GONZALES — Property owners seeking to annex three acres into Gonzales weren’t at Monday night’s meeting when the City Council considered looking at the issue, but three residents opposed to the idea were.
Property owner Dempsey Pendarvis is asking the city to annex three acres of undeveloped land at the corner of La. 44 and La. 941, across from the 340-acre site that will be developed into a mixed-use community in Gonzales called Conway Plantation.
“Everything south of La. 941 is green, and it’s declared conservation,” said resident John Part, referring to the parish residential zoning in that area, which mandates one-acre lots.
If annexed into the city, the property would automatically be zoned for the city’s largest residential lot size, with 15,000-square-foot lots, Part noted, which is a big difference from the conservation zoning.
“I think if you would annex this into the city, it would just be a matter of timing” before other zoning was sought, Part said.
“There would be standing room only in here” if that happened, he said.
At the June 22 City Council meeting, Pendarvis brought up the issue of annexing his property into the city and said that, if it came about, it would possibly be the location of a convenience store with an area in the back for 18-wheelers to fuel up.
“Ironically, there’s no place in the city for a big truck to stop and get fuel,” Pendarvis said then.
Pendarvis owns a portion of the three acres, and his daughter-in-law Rachel Hodgeson owns the remainder.
Part of the property, he said, would also be taken up with a roundabout the Department of Transportation has studied to alleviate the traffic that’s expected to grow, with the coming of Conway Plantation, on the heavily traveled La. 44.
“It will be a highly trafficked commercial corner,” Pendarvis said three weeks ago. The City Council attorney asked at that time for updated information on the property.
Neither Pendarvis nor his daughter-in-law were at Monday night’s meeting.
Parish resident Theresa Robert said, “La. 941 east, for miles, is residential.”
“Please don’t even consider this. … We know he will ask for commercial” zoning later, Robert said.
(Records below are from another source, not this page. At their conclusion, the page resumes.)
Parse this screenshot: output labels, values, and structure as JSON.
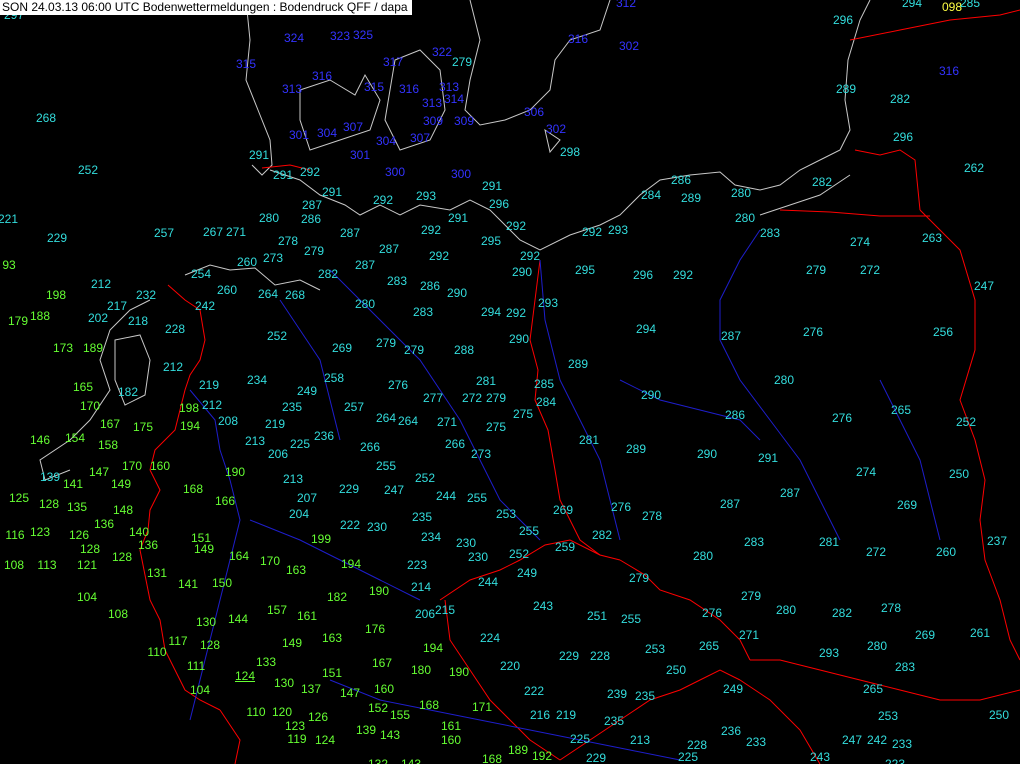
{
  "title": "SON 24.03.13 06:00 UTC  Bodenwettermeldungen :  Bodendruck QFF / dapa",
  "colors": {
    "background": "#000000",
    "coast": "#c8c8c8",
    "border": "#ff0000",
    "river": "#1e1ecc",
    "sea_value": "#3333ff",
    "high_value": "#33dddd",
    "low_value": "#66ff33",
    "special_value": "#ffff44"
  },
  "stations": [
    {
      "v": "297",
      "c": "high_value"
    },
    {
      "v": "312",
      "c": "sea_value"
    },
    {
      "v": "294",
      "c": "high_value"
    },
    {
      "v": "098",
      "c": "special_value"
    },
    {
      "v": "285",
      "c": "high_value"
    },
    {
      "v": "296",
      "c": "high_value"
    },
    {
      "v": "324",
      "c": "sea_value"
    },
    {
      "v": "323",
      "c": "sea_value"
    },
    {
      "v": "325",
      "c": "sea_value"
    },
    {
      "v": "316",
      "c": "sea_value"
    },
    {
      "v": "302",
      "c": "sea_value"
    },
    {
      "v": "322",
      "c": "sea_value"
    },
    {
      "v": "315",
      "c": "sea_value"
    },
    {
      "v": "316",
      "c": "sea_value"
    },
    {
      "v": "317",
      "c": "sea_value"
    },
    {
      "v": "279",
      "c": "high_value"
    },
    {
      "v": "316",
      "c": "sea_value"
    },
    {
      "v": "313",
      "c": "sea_value"
    },
    {
      "v": "313",
      "c": "sea_value"
    },
    {
      "v": "315",
      "c": "sea_value"
    },
    {
      "v": "316",
      "c": "sea_value"
    },
    {
      "v": "289",
      "c": "high_value"
    },
    {
      "v": "282",
      "c": "high_value"
    },
    {
      "v": "313",
      "c": "sea_value"
    },
    {
      "v": "314",
      "c": "sea_value"
    },
    {
      "v": "306",
      "c": "sea_value"
    },
    {
      "v": "268",
      "c": "high_value"
    },
    {
      "v": "309",
      "c": "sea_value"
    },
    {
      "v": "309",
      "c": "sea_value"
    },
    {
      "v": "307",
      "c": "sea_value"
    },
    {
      "v": "302",
      "c": "sea_value"
    },
    {
      "v": "296",
      "c": "high_value"
    },
    {
      "v": "301",
      "c": "sea_value"
    },
    {
      "v": "304",
      "c": "sea_value"
    },
    {
      "v": "304",
      "c": "sea_value"
    },
    {
      "v": "307",
      "c": "sea_value"
    },
    {
      "v": "298",
      "c": "high_value"
    },
    {
      "v": "291",
      "c": "high_value"
    },
    {
      "v": "301",
      "c": "sea_value"
    },
    {
      "v": "252",
      "c": "high_value"
    },
    {
      "v": "291",
      "c": "high_value"
    },
    {
      "v": "292",
      "c": "high_value"
    },
    {
      "v": "300",
      "c": "sea_value"
    },
    {
      "v": "300",
      "c": "sea_value"
    },
    {
      "v": "262",
      "c": "high_value"
    },
    {
      "v": "286",
      "c": "high_value"
    },
    {
      "v": "282",
      "c": "high_value"
    },
    {
      "v": "291",
      "c": "high_value"
    },
    {
      "v": "293",
      "c": "high_value"
    },
    {
      "v": "291",
      "c": "high_value"
    },
    {
      "v": "284",
      "c": "high_value"
    },
    {
      "v": "289",
      "c": "high_value"
    },
    {
      "v": "280",
      "c": "high_value"
    },
    {
      "v": "292",
      "c": "high_value"
    },
    {
      "v": "287",
      "c": "high_value"
    },
    {
      "v": "296",
      "c": "high_value"
    },
    {
      "v": "221",
      "c": "high_value"
    },
    {
      "v": "280",
      "c": "high_value"
    },
    {
      "v": "286",
      "c": "high_value"
    },
    {
      "v": "291",
      "c": "high_value"
    },
    {
      "v": "280",
      "c": "high_value"
    },
    {
      "v": "229",
      "c": "high_value"
    },
    {
      "v": "257",
      "c": "high_value"
    },
    {
      "v": "267",
      "c": "high_value"
    },
    {
      "v": "271",
      "c": "high_value"
    },
    {
      "v": "287",
      "c": "high_value"
    },
    {
      "v": "292",
      "c": "high_value"
    },
    {
      "v": "292",
      "c": "high_value"
    },
    {
      "v": "292",
      "c": "high_value"
    },
    {
      "v": "293",
      "c": "high_value"
    },
    {
      "v": "283",
      "c": "high_value"
    },
    {
      "v": "274",
      "c": "high_value"
    },
    {
      "v": "263",
      "c": "high_value"
    },
    {
      "v": "278",
      "c": "high_value"
    },
    {
      "v": "279",
      "c": "high_value"
    },
    {
      "v": "287",
      "c": "high_value"
    },
    {
      "v": "295",
      "c": "high_value"
    },
    {
      "v": "93",
      "c": "low_value"
    },
    {
      "v": "260",
      "c": "high_value"
    },
    {
      "v": "273",
      "c": "high_value"
    },
    {
      "v": "292",
      "c": "high_value"
    },
    {
      "v": "292",
      "c": "high_value"
    },
    {
      "v": "287",
      "c": "high_value"
    },
    {
      "v": "282",
      "c": "high_value"
    },
    {
      "v": "290",
      "c": "high_value"
    },
    {
      "v": "295",
      "c": "high_value"
    },
    {
      "v": "296",
      "c": "high_value"
    },
    {
      "v": "292",
      "c": "high_value"
    },
    {
      "v": "279",
      "c": "high_value"
    },
    {
      "v": "272",
      "c": "high_value"
    },
    {
      "v": "254",
      "c": "high_value"
    },
    {
      "v": "283",
      "c": "high_value"
    },
    {
      "v": "212",
      "c": "high_value"
    },
    {
      "v": "286",
      "c": "high_value"
    },
    {
      "v": "247",
      "c": "high_value"
    },
    {
      "v": "198",
      "c": "low_value"
    },
    {
      "v": "260",
      "c": "high_value"
    },
    {
      "v": "264",
      "c": "high_value"
    },
    {
      "v": "268",
      "c": "high_value"
    },
    {
      "v": "290",
      "c": "high_value"
    },
    {
      "v": "232",
      "c": "high_value"
    },
    {
      "v": "293",
      "c": "high_value"
    },
    {
      "v": "217",
      "c": "high_value"
    },
    {
      "v": "242",
      "c": "high_value"
    },
    {
      "v": "280",
      "c": "high_value"
    },
    {
      "v": "294",
      "c": "high_value"
    },
    {
      "v": "292",
      "c": "high_value"
    },
    {
      "v": "188",
      "c": "low_value"
    },
    {
      "v": "179",
      "c": "low_value"
    },
    {
      "v": "202",
      "c": "high_value"
    },
    {
      "v": "218",
      "c": "high_value"
    },
    {
      "v": "283",
      "c": "high_value"
    },
    {
      "v": "294",
      "c": "high_value"
    },
    {
      "v": "228",
      "c": "high_value"
    },
    {
      "v": "276",
      "c": "high_value"
    },
    {
      "v": "256",
      "c": "high_value"
    },
    {
      "v": "252",
      "c": "high_value"
    },
    {
      "v": "287",
      "c": "high_value"
    },
    {
      "v": "290",
      "c": "high_value"
    },
    {
      "v": "173",
      "c": "low_value"
    },
    {
      "v": "189",
      "c": "low_value"
    },
    {
      "v": "269",
      "c": "high_value"
    },
    {
      "v": "279",
      "c": "high_value"
    },
    {
      "v": "279",
      "c": "high_value"
    },
    {
      "v": "288",
      "c": "high_value"
    },
    {
      "v": "289",
      "c": "high_value"
    },
    {
      "v": "212",
      "c": "high_value"
    },
    {
      "v": "234",
      "c": "high_value"
    },
    {
      "v": "258",
      "c": "high_value"
    },
    {
      "v": "280",
      "c": "high_value"
    },
    {
      "v": "165",
      "c": "low_value"
    },
    {
      "v": "219",
      "c": "high_value"
    },
    {
      "v": "276",
      "c": "high_value"
    },
    {
      "v": "281",
      "c": "high_value"
    },
    {
      "v": "285",
      "c": "high_value"
    },
    {
      "v": "182",
      "c": "high_value"
    },
    {
      "v": "249",
      "c": "high_value"
    },
    {
      "v": "277",
      "c": "high_value"
    },
    {
      "v": "272",
      "c": "high_value"
    },
    {
      "v": "279",
      "c": "high_value"
    },
    {
      "v": "290",
      "c": "high_value"
    },
    {
      "v": "170",
      "c": "low_value"
    },
    {
      "v": "198",
      "c": "low_value"
    },
    {
      "v": "212",
      "c": "high_value"
    },
    {
      "v": "235",
      "c": "high_value"
    },
    {
      "v": "257",
      "c": "high_value"
    },
    {
      "v": "284",
      "c": "high_value"
    },
    {
      "v": "265",
      "c": "high_value"
    },
    {
      "v": "208",
      "c": "high_value"
    },
    {
      "v": "264",
      "c": "high_value"
    },
    {
      "v": "264",
      "c": "high_value"
    },
    {
      "v": "271",
      "c": "high_value"
    },
    {
      "v": "275",
      "c": "high_value"
    },
    {
      "v": "286",
      "c": "high_value"
    },
    {
      "v": "276",
      "c": "high_value"
    },
    {
      "v": "167",
      "c": "low_value"
    },
    {
      "v": "175",
      "c": "low_value"
    },
    {
      "v": "194",
      "c": "low_value"
    },
    {
      "v": "219",
      "c": "high_value"
    },
    {
      "v": "275",
      "c": "high_value"
    },
    {
      "v": "252",
      "c": "high_value"
    },
    {
      "v": "146",
      "c": "low_value"
    },
    {
      "v": "154",
      "c": "low_value"
    },
    {
      "v": "158",
      "c": "low_value"
    },
    {
      "v": "213",
      "c": "high_value"
    },
    {
      "v": "225",
      "c": "high_value"
    },
    {
      "v": "236",
      "c": "high_value"
    },
    {
      "v": "266",
      "c": "high_value"
    },
    {
      "v": "281",
      "c": "high_value"
    },
    {
      "v": "289",
      "c": "high_value"
    },
    {
      "v": "206",
      "c": "high_value"
    },
    {
      "v": "266",
      "c": "high_value"
    },
    {
      "v": "273",
      "c": "high_value"
    },
    {
      "v": "290",
      "c": "high_value"
    },
    {
      "v": "291",
      "c": "high_value"
    },
    {
      "v": "170",
      "c": "low_value"
    },
    {
      "v": "160",
      "c": "low_value"
    },
    {
      "v": "255",
      "c": "high_value"
    },
    {
      "v": "274",
      "c": "high_value"
    },
    {
      "v": "139",
      "c": "high_value"
    },
    {
      "v": "147",
      "c": "low_value"
    },
    {
      "v": "190",
      "c": "low_value"
    },
    {
      "v": "213",
      "c": "high_value"
    },
    {
      "v": "252",
      "c": "high_value"
    },
    {
      "v": "250",
      "c": "high_value"
    },
    {
      "v": "141",
      "c": "low_value"
    },
    {
      "v": "149",
      "c": "low_value"
    },
    {
      "v": "247",
      "c": "high_value"
    },
    {
      "v": "168",
      "c": "low_value"
    },
    {
      "v": "229",
      "c": "high_value"
    },
    {
      "v": "244",
      "c": "high_value"
    },
    {
      "v": "255",
      "c": "high_value"
    },
    {
      "v": "287",
      "c": "high_value"
    },
    {
      "v": "125",
      "c": "low_value"
    },
    {
      "v": "128",
      "c": "low_value"
    },
    {
      "v": "135",
      "c": "low_value"
    },
    {
      "v": "166",
      "c": "low_value"
    },
    {
      "v": "207",
      "c": "high_value"
    },
    {
      "v": "287",
      "c": "high_value"
    },
    {
      "v": "269",
      "c": "high_value"
    },
    {
      "v": "148",
      "c": "low_value"
    },
    {
      "v": "204",
      "c": "high_value"
    },
    {
      "v": "253",
      "c": "high_value"
    },
    {
      "v": "269",
      "c": "high_value"
    },
    {
      "v": "276",
      "c": "high_value"
    },
    {
      "v": "278",
      "c": "high_value"
    },
    {
      "v": "136",
      "c": "low_value"
    },
    {
      "v": "235",
      "c": "high_value"
    },
    {
      "v": "116",
      "c": "low_value"
    },
    {
      "v": "123",
      "c": "low_value"
    },
    {
      "v": "126",
      "c": "low_value"
    },
    {
      "v": "140",
      "c": "low_value"
    },
    {
      "v": "222",
      "c": "high_value"
    },
    {
      "v": "230",
      "c": "high_value"
    },
    {
      "v": "255",
      "c": "high_value"
    },
    {
      "v": "282",
      "c": "high_value"
    },
    {
      "v": "151",
      "c": "low_value"
    },
    {
      "v": "234",
      "c": "high_value"
    },
    {
      "v": "237",
      "c": "high_value"
    },
    {
      "v": "136",
      "c": "low_value"
    },
    {
      "v": "199",
      "c": "low_value"
    },
    {
      "v": "283",
      "c": "high_value"
    },
    {
      "v": "281",
      "c": "high_value"
    },
    {
      "v": "128",
      "c": "low_value"
    },
    {
      "v": "149",
      "c": "low_value"
    },
    {
      "v": "230",
      "c": "high_value"
    },
    {
      "v": "259",
      "c": "high_value"
    },
    {
      "v": "272",
      "c": "high_value"
    },
    {
      "v": "260",
      "c": "high_value"
    },
    {
      "v": "128",
      "c": "low_value"
    },
    {
      "v": "230",
      "c": "high_value"
    },
    {
      "v": "252",
      "c": "high_value"
    },
    {
      "v": "280",
      "c": "high_value"
    },
    {
      "v": "164",
      "c": "low_value"
    },
    {
      "v": "108",
      "c": "low_value"
    },
    {
      "v": "113",
      "c": "low_value"
    },
    {
      "v": "121",
      "c": "low_value"
    },
    {
      "v": "170",
      "c": "low_value"
    },
    {
      "v": "194",
      "c": "low_value"
    },
    {
      "v": "223",
      "c": "high_value"
    },
    {
      "v": "163",
      "c": "low_value"
    },
    {
      "v": "249",
      "c": "high_value"
    },
    {
      "v": "131",
      "c": "low_value"
    },
    {
      "v": "279",
      "c": "high_value"
    },
    {
      "v": "141",
      "c": "low_value"
    },
    {
      "v": "150",
      "c": "low_value"
    },
    {
      "v": "214",
      "c": "high_value"
    },
    {
      "v": "244",
      "c": "high_value"
    },
    {
      "v": "190",
      "c": "low_value"
    },
    {
      "v": "279",
      "c": "high_value"
    },
    {
      "v": "104",
      "c": "low_value"
    },
    {
      "v": "182",
      "c": "low_value"
    },
    {
      "v": "243",
      "c": "high_value"
    },
    {
      "v": "215",
      "c": "high_value"
    },
    {
      "v": "206",
      "c": "high_value"
    },
    {
      "v": "157",
      "c": "low_value"
    },
    {
      "v": "161",
      "c": "low_value"
    },
    {
      "v": "251",
      "c": "high_value"
    },
    {
      "v": "276",
      "c": "high_value"
    },
    {
      "v": "280",
      "c": "high_value"
    },
    {
      "v": "282",
      "c": "high_value"
    },
    {
      "v": "278",
      "c": "high_value"
    },
    {
      "v": "108",
      "c": "low_value"
    },
    {
      "v": "130",
      "c": "low_value"
    },
    {
      "v": "144",
      "c": "low_value"
    },
    {
      "v": "255",
      "c": "high_value"
    },
    {
      "v": "176",
      "c": "low_value"
    },
    {
      "v": "271",
      "c": "high_value"
    },
    {
      "v": "269",
      "c": "high_value"
    },
    {
      "v": "261",
      "c": "high_value"
    },
    {
      "v": "117",
      "c": "low_value"
    },
    {
      "v": "149",
      "c": "low_value"
    },
    {
      "v": "163",
      "c": "low_value"
    },
    {
      "v": "224",
      "c": "high_value"
    },
    {
      "v": "194",
      "c": "low_value"
    },
    {
      "v": "110",
      "c": "low_value"
    },
    {
      "v": "128",
      "c": "low_value"
    },
    {
      "v": "229",
      "c": "high_value"
    },
    {
      "v": "228",
      "c": "high_value"
    },
    {
      "v": "253",
      "c": "high_value"
    },
    {
      "v": "265",
      "c": "high_value"
    },
    {
      "v": "280",
      "c": "high_value"
    },
    {
      "v": "293",
      "c": "high_value"
    },
    {
      "v": "133",
      "c": "low_value"
    },
    {
      "v": "167",
      "c": "low_value"
    },
    {
      "v": "111",
      "c": "low_value"
    },
    {
      "v": "180",
      "c": "low_value"
    },
    {
      "v": "220",
      "c": "high_value"
    },
    {
      "v": "250",
      "c": "high_value"
    },
    {
      "v": "283",
      "c": "high_value"
    },
    {
      "v": "124",
      "c": "low_value",
      "u": true
    },
    {
      "v": "151",
      "c": "low_value"
    },
    {
      "v": "190",
      "c": "low_value"
    },
    {
      "v": "130",
      "c": "low_value"
    },
    {
      "v": "104",
      "c": "low_value"
    },
    {
      "v": "137",
      "c": "low_value"
    },
    {
      "v": "147",
      "c": "low_value"
    },
    {
      "v": "160",
      "c": "low_value"
    },
    {
      "v": "249",
      "c": "high_value"
    },
    {
      "v": "222",
      "c": "high_value"
    },
    {
      "v": "239",
      "c": "high_value"
    },
    {
      "v": "235",
      "c": "high_value"
    },
    {
      "v": "265",
      "c": "high_value"
    },
    {
      "v": "171",
      "c": "low_value"
    },
    {
      "v": "168",
      "c": "low_value"
    },
    {
      "v": "152",
      "c": "low_value"
    },
    {
      "v": "110",
      "c": "low_value"
    },
    {
      "v": "120",
      "c": "low_value"
    },
    {
      "v": "126",
      "c": "low_value"
    },
    {
      "v": "155",
      "c": "low_value"
    },
    {
      "v": "216",
      "c": "high_value"
    },
    {
      "v": "219",
      "c": "high_value"
    },
    {
      "v": "235",
      "c": "high_value"
    },
    {
      "v": "253",
      "c": "high_value"
    },
    {
      "v": "250",
      "c": "high_value"
    },
    {
      "v": "161",
      "c": "low_value"
    },
    {
      "v": "123",
      "c": "low_value"
    },
    {
      "v": "139",
      "c": "low_value"
    },
    {
      "v": "236",
      "c": "high_value"
    },
    {
      "v": "143",
      "c": "low_value"
    },
    {
      "v": "160",
      "c": "low_value"
    },
    {
      "v": "119",
      "c": "low_value"
    },
    {
      "v": "124",
      "c": "low_value"
    },
    {
      "v": "225",
      "c": "high_value"
    },
    {
      "v": "213",
      "c": "high_value"
    },
    {
      "v": "228",
      "c": "high_value"
    },
    {
      "v": "233",
      "c": "high_value"
    },
    {
      "v": "247",
      "c": "high_value"
    },
    {
      "v": "242",
      "c": "high_value"
    },
    {
      "v": "233",
      "c": "high_value"
    },
    {
      "v": "189",
      "c": "low_value"
    },
    {
      "v": "192",
      "c": "low_value"
    },
    {
      "v": "168",
      "c": "low_value"
    },
    {
      "v": "229",
      "c": "high_value"
    },
    {
      "v": "225",
      "c": "high_value"
    },
    {
      "v": "243",
      "c": "high_value"
    },
    {
      "v": "132",
      "c": "low_value"
    },
    {
      "v": "143",
      "c": "low_value"
    },
    {
      "v": "223",
      "c": "high_value"
    }
  ]
}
A third resident, Kathryn Goppelt, also urged the City Council not to annex the property.
She noted that several pipelines run under La. 941, which would make putting in infrastructure difficult and expensive.
“You will be responsible for providing services for that property,” she said. “It does not currently have water and sewer.”
After the three residents spoke, Councilman Terance Irvin moved that the city table the introduction of the issue.
If the council takes it up in the future, there would still be a period of public notice before the council could vote on the annexation.
If the council would approve the annexation, it would go next to the federal Justice Department for approval, regarding its effect on voting districts.
Pendarvis had initially made such a request to the Gonzales City Council in December 2013, but at its next meeting, in January 2014, the council had also voted against the matter’s introduction for discussion.
Editor’s note: The headline was changed July 14, 2015, to show that the people who spoke out at the meeting were actually Ascension Parish residents, not Gonzales residents.